Report all lines from the entries below in which "tags" appears.

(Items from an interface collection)
==================================================

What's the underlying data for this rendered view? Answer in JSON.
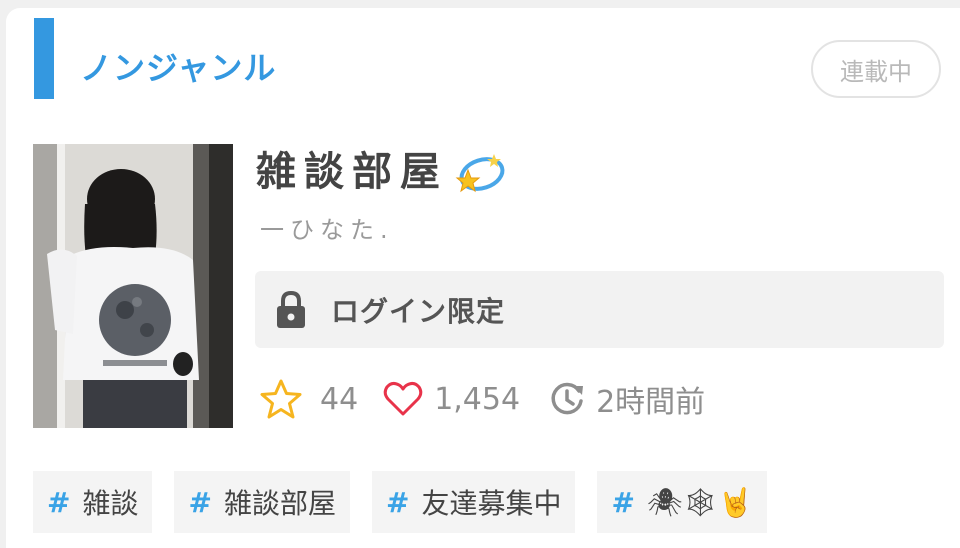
{
  "genre": {
    "label": "ノンジャンル",
    "accent": "#3498e0"
  },
  "status_badge": "連載中",
  "story": {
    "title": "雑談部屋",
    "title_emoji": "dizzy-star-emoji",
    "author": "一ひなた."
  },
  "access": {
    "label": "ログイン限定",
    "icon": "lock-icon"
  },
  "stats": {
    "stars": "44",
    "likes": "1,454",
    "updated": "2時間前"
  },
  "tags": [
    {
      "hash": "#",
      "label": "雑談"
    },
    {
      "hash": "#",
      "label": "雑談部屋"
    },
    {
      "hash": "#",
      "label": "友達募集中"
    },
    {
      "hash": "#",
      "label": "🕷🕸🤘"
    }
  ],
  "colors": {
    "star": "#f6b51f",
    "heart": "#e8334a",
    "muted": "#8e8e8e"
  }
}
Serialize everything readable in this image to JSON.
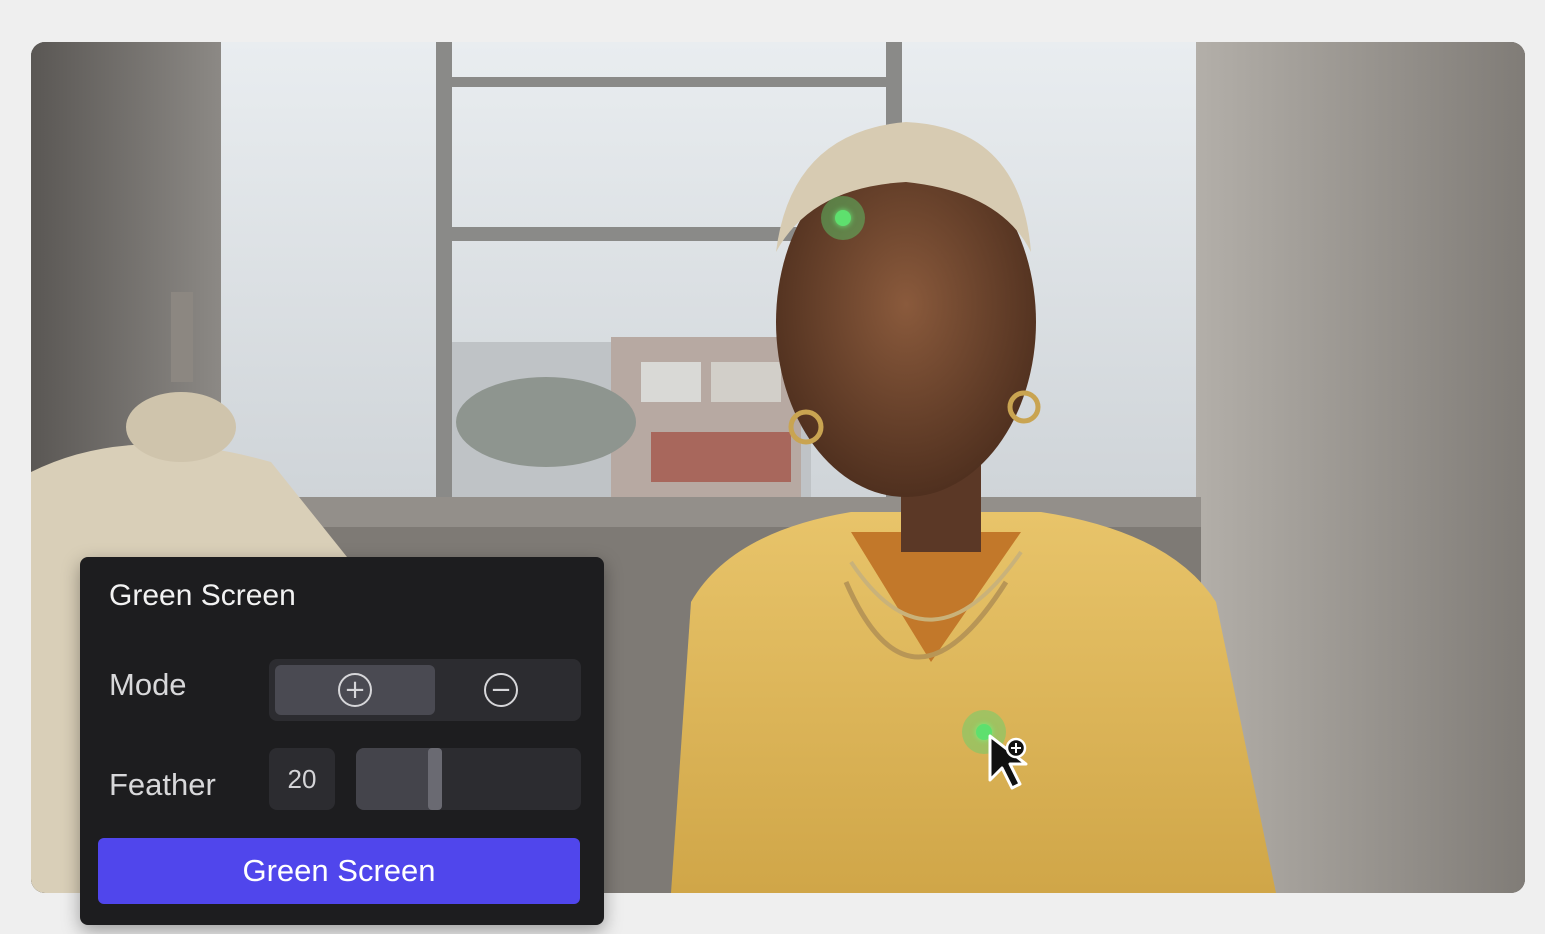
{
  "panel": {
    "title": "Green Screen",
    "mode_label": "Mode",
    "mode_options": [
      {
        "icon": "plus-circle-icon",
        "glyph": "+",
        "active": true
      },
      {
        "icon": "minus-circle-icon",
        "glyph": "−",
        "active": false
      }
    ],
    "feather_label": "Feather",
    "feather_value": "20",
    "feather_fraction": 0.35,
    "apply_button": "Green Screen"
  },
  "scene": {
    "accent_color": "#5046ec",
    "tracking_color": "#5ee06e",
    "cursor": "pointer-add-icon"
  }
}
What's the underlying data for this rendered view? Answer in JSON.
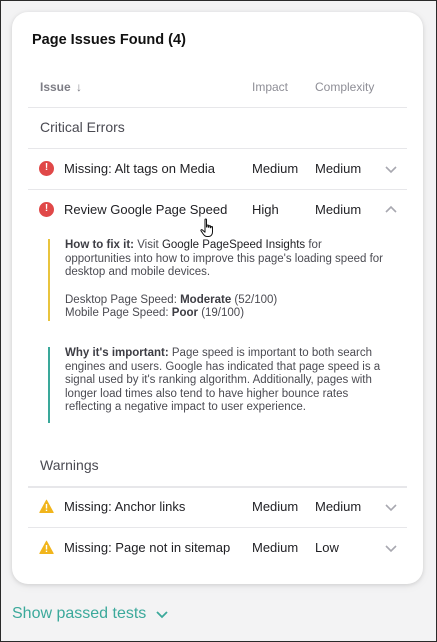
{
  "card": {
    "title": "Page Issues Found (4)",
    "columns": {
      "issue": "Issue",
      "issue_sort": "↓",
      "impact": "Impact",
      "complexity": "Complexity"
    }
  },
  "sections": {
    "critical": "Critical Errors",
    "warnings": "Warnings"
  },
  "rows": [
    {
      "icon": "error-icon",
      "label": "Missing: Alt tags on Media",
      "impact": "Medium",
      "complexity": "Medium",
      "expanded": false
    },
    {
      "icon": "error-icon",
      "label": "Review Google Page Speed",
      "impact": "High",
      "complexity": "Medium",
      "expanded": true
    },
    {
      "icon": "warning-icon",
      "label": "Missing: Anchor links",
      "impact": "Medium",
      "complexity": "Medium",
      "expanded": false
    },
    {
      "icon": "warning-icon",
      "label": "Missing: Page not in sitemap",
      "impact": "Medium",
      "complexity": "Low",
      "expanded": false
    }
  ],
  "detail": {
    "fix_heading": "How to fix it:",
    "fix_text_1": "Visit",
    "fix_link": "Google PageSpeed Insights",
    "fix_text_2": "for opportunities into how to improve this page's loading speed for desktop and mobile devices.",
    "desktop_label": "Desktop Page Speed:",
    "desktop_rating": "Moderate",
    "desktop_score": "(52/100)",
    "mobile_label": "Mobile Page Speed:",
    "mobile_rating": "Poor",
    "mobile_score": "(19/100)",
    "why_heading": "Why it's important:",
    "why_text": "Page speed is important to both search engines and users. Google has indicated that page speed is a signal used by it's ranking algorithm. Additionally, pages with longer load times also tend to have higher bounce rates reflecting a negative impact to user experience."
  },
  "footer": {
    "show_passed": "Show passed tests"
  },
  "colors": {
    "error": "#e04848",
    "warning": "#f1b51c",
    "fix_accent": "#e9c43e",
    "why_accent": "#3aa89a",
    "link_teal": "#3ba99b"
  }
}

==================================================

#### RESULT:
  "tags": [
      "label": "Missing: Alt tags on Media",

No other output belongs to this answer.